   So far, Dodge City is more than two inches behind its normal rainfall average. It's nearly half an inch below the monthly average.
    It's the same story all across southwest Kansas, and this is not good for the winter-wheat crop.
    Clark County Extension Agent Tanner Gillum said the wheat crop is struggling.
    "It's looking pretty poor. Especially farther down in our country, and it's really gone backwards in the last seven to ten days," he said Friday. "We're just seeing a lot of brown patches out in the field. It's really showing a lot of drought stress, and some of it's looking like it's dying out."
    But everything comes down to rain, which may be on the way with a 30 percent chance of showers Sunday and a 40 percent chance Monday.
    "We're going to need any substantial rain, but it's not going to cure the problem," he said. "Some of the wheat is in a condition that it may be a little too far gone."
    The reality is, some crops might not be worth harvesting.
    "We'll probably see some insurance adjusters," Gillum said. "They'll adjust it and decide if there is a viable crop out there or if it's not going to produce anything — whether it's going to be cost prohibitive to pull in equipment and harvest it or not."
    Ford County, however, is looking better than Clark County, he said.
    "It's definitely across the board in southwest Kansas. It's looking really rough," he said. "Some of it's farther gone, but if we catch this rain it sure may bounce back."

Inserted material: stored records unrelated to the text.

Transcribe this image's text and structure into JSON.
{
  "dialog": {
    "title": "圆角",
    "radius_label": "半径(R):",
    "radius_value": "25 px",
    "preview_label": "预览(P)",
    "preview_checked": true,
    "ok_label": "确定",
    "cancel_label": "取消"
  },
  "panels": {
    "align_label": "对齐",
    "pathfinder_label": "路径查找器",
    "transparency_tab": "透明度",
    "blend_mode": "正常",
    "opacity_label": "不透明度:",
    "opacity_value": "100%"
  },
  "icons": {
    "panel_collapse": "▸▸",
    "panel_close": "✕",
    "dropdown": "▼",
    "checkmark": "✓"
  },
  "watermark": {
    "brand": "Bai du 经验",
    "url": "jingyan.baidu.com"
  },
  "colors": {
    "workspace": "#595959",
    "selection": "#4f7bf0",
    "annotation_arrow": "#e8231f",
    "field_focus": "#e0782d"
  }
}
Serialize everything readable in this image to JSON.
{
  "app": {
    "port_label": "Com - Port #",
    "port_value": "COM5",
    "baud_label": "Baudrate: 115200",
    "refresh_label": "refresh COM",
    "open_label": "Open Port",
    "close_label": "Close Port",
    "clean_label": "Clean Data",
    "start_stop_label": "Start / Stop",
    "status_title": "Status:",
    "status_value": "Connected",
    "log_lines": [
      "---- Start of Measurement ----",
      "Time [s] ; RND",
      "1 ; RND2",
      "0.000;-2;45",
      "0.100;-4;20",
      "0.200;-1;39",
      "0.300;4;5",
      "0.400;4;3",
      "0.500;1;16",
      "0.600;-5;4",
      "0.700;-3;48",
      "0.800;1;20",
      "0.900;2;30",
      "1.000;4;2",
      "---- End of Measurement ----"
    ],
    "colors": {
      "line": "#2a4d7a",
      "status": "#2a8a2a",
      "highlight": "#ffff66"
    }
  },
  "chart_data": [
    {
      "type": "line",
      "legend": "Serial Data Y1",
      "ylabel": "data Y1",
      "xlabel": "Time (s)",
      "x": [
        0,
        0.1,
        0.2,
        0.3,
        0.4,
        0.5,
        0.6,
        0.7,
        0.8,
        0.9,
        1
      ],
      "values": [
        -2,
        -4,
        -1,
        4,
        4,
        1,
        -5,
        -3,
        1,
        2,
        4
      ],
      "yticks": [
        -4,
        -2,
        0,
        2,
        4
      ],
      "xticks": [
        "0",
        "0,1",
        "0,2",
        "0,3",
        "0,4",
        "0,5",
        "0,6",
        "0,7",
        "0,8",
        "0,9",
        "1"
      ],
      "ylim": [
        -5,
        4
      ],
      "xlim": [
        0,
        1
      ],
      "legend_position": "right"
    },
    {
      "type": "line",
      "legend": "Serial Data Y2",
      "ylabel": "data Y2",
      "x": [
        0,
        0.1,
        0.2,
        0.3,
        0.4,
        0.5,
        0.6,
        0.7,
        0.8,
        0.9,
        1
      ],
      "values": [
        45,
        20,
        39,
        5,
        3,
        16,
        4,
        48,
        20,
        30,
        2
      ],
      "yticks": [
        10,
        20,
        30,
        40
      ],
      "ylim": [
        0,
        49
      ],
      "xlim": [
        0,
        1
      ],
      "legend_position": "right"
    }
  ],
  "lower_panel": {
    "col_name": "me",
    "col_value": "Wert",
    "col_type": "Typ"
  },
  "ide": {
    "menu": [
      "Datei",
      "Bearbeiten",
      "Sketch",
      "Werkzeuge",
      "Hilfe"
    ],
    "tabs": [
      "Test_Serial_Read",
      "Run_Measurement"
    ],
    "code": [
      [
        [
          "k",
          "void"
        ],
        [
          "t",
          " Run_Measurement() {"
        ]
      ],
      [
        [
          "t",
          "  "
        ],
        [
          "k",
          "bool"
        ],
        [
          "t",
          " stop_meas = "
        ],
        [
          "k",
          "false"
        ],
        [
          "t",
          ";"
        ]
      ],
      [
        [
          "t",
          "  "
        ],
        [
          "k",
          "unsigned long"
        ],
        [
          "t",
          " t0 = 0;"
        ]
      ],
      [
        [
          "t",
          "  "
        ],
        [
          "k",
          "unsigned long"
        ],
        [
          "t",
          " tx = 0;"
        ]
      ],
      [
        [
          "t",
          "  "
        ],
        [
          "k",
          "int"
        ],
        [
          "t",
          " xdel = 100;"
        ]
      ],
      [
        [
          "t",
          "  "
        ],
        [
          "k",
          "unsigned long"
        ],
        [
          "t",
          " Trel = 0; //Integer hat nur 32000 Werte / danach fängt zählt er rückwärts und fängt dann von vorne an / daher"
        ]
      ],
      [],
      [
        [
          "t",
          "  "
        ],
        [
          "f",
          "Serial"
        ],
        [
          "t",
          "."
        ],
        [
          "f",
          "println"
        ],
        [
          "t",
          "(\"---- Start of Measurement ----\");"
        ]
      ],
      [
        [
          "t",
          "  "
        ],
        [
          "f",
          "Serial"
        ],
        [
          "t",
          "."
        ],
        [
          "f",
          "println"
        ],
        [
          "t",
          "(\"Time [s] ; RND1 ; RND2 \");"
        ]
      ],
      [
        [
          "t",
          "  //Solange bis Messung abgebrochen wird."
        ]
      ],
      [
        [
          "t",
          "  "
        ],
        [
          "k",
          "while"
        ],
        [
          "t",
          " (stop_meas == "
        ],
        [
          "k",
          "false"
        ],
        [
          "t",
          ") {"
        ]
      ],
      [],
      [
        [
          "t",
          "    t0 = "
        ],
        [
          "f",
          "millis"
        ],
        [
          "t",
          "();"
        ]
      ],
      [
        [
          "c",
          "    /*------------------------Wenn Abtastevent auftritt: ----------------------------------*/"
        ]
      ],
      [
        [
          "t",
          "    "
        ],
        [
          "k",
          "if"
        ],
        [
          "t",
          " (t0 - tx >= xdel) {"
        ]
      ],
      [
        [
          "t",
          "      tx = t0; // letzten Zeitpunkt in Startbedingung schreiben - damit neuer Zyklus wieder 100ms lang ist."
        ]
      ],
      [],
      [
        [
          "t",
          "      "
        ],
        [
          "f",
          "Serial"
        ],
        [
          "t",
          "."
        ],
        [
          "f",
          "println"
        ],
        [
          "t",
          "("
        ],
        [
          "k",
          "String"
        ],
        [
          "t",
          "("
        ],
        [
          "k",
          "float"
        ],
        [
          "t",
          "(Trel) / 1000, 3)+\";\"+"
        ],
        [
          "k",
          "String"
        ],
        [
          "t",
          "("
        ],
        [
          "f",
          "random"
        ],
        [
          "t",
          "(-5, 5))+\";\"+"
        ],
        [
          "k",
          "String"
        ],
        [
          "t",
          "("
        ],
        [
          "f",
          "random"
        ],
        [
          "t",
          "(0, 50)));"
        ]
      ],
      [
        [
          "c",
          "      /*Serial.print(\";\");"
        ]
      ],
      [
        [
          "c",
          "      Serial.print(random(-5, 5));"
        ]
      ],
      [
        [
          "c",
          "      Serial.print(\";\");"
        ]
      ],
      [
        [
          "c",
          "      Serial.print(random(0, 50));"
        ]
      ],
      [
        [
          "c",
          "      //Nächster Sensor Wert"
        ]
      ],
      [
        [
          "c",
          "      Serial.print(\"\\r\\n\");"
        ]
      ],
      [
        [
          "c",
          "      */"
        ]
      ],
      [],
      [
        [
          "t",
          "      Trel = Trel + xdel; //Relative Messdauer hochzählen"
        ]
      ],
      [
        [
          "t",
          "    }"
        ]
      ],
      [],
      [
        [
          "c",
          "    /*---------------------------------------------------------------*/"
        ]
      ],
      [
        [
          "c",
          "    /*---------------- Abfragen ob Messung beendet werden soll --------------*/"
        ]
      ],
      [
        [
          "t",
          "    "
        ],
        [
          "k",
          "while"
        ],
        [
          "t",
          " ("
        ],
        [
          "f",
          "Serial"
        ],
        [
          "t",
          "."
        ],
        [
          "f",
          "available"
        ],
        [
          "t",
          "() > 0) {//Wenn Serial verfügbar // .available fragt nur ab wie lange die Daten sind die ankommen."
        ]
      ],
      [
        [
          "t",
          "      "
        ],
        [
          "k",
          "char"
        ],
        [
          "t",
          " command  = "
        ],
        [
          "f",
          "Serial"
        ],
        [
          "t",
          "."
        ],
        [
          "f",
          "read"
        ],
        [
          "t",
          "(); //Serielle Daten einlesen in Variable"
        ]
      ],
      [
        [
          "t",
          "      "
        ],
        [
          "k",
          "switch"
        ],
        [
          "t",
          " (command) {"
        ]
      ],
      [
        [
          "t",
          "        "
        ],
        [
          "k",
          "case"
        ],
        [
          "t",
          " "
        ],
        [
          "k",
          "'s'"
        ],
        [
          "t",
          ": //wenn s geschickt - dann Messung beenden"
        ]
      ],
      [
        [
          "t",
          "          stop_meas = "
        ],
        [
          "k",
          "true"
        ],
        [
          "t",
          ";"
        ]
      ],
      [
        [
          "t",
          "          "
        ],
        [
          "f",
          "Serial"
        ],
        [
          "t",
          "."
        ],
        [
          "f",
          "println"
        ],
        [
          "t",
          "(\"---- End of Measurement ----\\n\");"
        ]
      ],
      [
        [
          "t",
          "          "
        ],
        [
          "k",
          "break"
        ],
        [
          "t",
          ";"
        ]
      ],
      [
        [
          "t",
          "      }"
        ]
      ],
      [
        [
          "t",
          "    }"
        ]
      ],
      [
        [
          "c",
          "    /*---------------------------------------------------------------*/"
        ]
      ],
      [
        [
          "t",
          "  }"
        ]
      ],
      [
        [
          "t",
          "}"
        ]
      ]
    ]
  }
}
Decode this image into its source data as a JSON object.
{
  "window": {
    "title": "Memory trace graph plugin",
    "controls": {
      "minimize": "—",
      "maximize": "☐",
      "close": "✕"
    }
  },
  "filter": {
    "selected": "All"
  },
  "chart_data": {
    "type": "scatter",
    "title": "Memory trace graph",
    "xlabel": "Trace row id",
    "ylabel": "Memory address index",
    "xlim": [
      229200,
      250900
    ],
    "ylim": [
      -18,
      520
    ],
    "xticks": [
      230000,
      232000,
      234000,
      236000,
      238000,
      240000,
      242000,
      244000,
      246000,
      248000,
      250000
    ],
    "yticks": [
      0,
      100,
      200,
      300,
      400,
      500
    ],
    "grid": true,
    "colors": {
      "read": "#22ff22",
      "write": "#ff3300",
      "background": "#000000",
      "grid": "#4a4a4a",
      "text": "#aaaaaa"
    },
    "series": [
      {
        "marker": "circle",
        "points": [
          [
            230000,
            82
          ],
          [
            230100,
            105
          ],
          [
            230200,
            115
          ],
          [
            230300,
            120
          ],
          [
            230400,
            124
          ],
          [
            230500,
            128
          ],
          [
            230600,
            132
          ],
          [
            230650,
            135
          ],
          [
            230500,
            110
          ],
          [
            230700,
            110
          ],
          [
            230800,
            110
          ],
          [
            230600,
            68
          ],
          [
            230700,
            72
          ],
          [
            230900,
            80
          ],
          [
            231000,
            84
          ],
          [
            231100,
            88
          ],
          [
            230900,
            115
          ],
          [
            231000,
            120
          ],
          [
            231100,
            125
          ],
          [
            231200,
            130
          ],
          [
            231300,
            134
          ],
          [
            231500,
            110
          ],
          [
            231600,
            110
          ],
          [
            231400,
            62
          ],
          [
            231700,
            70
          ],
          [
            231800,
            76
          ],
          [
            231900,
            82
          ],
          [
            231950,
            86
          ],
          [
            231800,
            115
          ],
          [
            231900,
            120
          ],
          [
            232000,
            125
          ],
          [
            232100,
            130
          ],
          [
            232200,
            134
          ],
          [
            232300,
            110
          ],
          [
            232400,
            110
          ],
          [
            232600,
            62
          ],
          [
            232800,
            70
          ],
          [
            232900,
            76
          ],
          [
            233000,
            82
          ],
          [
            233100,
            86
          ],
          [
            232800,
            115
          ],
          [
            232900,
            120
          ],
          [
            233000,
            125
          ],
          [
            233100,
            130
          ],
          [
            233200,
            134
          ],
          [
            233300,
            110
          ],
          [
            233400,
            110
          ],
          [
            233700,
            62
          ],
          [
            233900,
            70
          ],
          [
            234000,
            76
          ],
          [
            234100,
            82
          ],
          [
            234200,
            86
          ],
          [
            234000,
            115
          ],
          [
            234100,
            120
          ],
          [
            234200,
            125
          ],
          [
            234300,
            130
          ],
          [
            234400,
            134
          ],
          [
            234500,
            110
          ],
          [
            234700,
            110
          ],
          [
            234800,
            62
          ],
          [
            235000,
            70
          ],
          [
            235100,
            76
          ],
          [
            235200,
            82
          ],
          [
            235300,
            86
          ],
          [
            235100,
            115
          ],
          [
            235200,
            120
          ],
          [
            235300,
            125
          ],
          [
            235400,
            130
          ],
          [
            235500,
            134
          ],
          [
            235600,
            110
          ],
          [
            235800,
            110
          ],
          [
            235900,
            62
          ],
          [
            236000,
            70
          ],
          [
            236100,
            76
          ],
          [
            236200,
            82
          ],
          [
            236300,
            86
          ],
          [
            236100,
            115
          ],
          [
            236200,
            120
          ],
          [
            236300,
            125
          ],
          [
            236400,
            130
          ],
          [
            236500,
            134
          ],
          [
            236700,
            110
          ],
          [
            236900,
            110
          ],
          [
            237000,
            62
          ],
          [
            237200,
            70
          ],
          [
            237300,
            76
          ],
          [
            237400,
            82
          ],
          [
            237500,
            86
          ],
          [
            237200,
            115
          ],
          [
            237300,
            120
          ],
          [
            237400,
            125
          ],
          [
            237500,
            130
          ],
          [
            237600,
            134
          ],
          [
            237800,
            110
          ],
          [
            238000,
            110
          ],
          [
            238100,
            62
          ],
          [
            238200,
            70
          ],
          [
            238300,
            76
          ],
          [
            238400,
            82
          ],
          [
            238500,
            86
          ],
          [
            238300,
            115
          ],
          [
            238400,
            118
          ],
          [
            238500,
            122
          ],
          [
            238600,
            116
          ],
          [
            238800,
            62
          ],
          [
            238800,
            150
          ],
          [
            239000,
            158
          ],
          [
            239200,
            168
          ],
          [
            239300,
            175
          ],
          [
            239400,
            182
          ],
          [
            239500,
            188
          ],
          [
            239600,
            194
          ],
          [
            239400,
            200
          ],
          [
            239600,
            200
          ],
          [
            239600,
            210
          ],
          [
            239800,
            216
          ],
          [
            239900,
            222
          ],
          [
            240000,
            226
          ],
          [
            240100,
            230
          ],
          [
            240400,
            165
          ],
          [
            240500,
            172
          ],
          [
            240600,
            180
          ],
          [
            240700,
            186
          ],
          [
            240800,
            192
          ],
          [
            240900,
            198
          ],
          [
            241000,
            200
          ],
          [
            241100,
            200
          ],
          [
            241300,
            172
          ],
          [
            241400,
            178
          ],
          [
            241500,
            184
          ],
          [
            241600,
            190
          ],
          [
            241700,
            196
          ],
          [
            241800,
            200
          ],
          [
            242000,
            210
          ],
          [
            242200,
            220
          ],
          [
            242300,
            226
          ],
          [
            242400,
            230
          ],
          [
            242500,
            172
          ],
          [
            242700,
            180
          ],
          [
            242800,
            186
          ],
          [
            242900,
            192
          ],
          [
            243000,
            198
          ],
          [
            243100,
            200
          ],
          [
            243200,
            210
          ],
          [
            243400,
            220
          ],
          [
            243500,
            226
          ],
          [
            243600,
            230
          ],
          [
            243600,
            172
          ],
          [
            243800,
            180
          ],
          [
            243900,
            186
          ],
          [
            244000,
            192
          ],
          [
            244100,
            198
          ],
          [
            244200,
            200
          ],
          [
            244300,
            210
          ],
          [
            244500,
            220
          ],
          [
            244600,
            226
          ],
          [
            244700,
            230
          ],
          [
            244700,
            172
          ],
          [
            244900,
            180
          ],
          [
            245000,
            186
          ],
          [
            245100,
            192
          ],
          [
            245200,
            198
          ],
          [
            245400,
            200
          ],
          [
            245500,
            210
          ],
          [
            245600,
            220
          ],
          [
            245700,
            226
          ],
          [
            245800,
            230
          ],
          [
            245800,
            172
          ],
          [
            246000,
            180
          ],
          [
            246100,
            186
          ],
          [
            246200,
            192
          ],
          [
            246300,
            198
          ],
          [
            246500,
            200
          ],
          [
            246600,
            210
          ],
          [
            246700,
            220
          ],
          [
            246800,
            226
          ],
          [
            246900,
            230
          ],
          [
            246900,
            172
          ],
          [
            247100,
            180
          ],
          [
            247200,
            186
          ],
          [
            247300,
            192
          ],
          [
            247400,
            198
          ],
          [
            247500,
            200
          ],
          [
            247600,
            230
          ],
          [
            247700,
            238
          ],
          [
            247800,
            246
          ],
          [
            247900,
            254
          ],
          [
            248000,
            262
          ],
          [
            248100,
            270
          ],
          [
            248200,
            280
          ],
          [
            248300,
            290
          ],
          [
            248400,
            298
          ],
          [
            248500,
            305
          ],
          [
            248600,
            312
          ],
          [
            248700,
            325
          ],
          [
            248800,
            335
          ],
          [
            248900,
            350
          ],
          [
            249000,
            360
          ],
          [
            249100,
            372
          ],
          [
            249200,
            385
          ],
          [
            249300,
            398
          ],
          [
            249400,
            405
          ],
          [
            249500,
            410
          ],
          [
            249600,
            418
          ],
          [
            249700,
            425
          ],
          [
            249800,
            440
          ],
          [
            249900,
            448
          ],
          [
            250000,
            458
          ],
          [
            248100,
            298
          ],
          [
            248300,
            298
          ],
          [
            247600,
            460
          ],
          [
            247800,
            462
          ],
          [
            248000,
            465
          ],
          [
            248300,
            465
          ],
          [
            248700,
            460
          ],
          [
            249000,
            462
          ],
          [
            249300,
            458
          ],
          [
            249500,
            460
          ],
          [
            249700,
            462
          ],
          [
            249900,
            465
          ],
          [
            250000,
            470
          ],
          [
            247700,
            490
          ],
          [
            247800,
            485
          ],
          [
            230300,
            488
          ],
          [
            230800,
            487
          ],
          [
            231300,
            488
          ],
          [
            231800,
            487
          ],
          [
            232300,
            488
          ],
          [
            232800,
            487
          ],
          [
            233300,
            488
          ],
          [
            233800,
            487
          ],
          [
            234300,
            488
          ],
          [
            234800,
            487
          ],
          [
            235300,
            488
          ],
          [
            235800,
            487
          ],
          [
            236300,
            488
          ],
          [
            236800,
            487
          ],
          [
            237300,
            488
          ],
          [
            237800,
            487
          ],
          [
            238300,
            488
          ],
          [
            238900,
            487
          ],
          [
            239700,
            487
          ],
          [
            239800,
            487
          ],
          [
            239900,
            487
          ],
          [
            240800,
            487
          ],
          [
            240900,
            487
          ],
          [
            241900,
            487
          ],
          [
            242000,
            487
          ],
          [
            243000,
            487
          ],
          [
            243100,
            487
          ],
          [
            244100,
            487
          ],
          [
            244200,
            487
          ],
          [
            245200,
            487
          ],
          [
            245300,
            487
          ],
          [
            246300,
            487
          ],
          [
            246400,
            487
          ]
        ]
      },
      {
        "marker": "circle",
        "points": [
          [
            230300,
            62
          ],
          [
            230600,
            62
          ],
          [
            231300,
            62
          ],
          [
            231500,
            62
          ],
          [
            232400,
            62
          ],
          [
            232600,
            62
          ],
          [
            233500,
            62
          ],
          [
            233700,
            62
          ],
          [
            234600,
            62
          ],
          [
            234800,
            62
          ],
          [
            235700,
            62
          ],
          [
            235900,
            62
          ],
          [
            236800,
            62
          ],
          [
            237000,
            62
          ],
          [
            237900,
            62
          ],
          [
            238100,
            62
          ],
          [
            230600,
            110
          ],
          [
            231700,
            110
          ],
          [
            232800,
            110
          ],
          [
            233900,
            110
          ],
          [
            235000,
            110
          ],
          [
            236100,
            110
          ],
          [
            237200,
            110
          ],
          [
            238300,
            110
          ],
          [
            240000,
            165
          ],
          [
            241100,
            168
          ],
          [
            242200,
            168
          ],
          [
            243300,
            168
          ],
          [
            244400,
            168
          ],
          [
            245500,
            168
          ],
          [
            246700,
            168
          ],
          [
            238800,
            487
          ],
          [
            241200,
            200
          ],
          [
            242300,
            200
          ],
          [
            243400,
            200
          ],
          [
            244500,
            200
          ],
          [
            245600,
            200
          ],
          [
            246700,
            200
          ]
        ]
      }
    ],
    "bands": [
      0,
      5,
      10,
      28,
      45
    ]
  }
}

Reach Mark Reagan at (620) 408-9931 or email him at mark.reagan@dodgeglobe.com.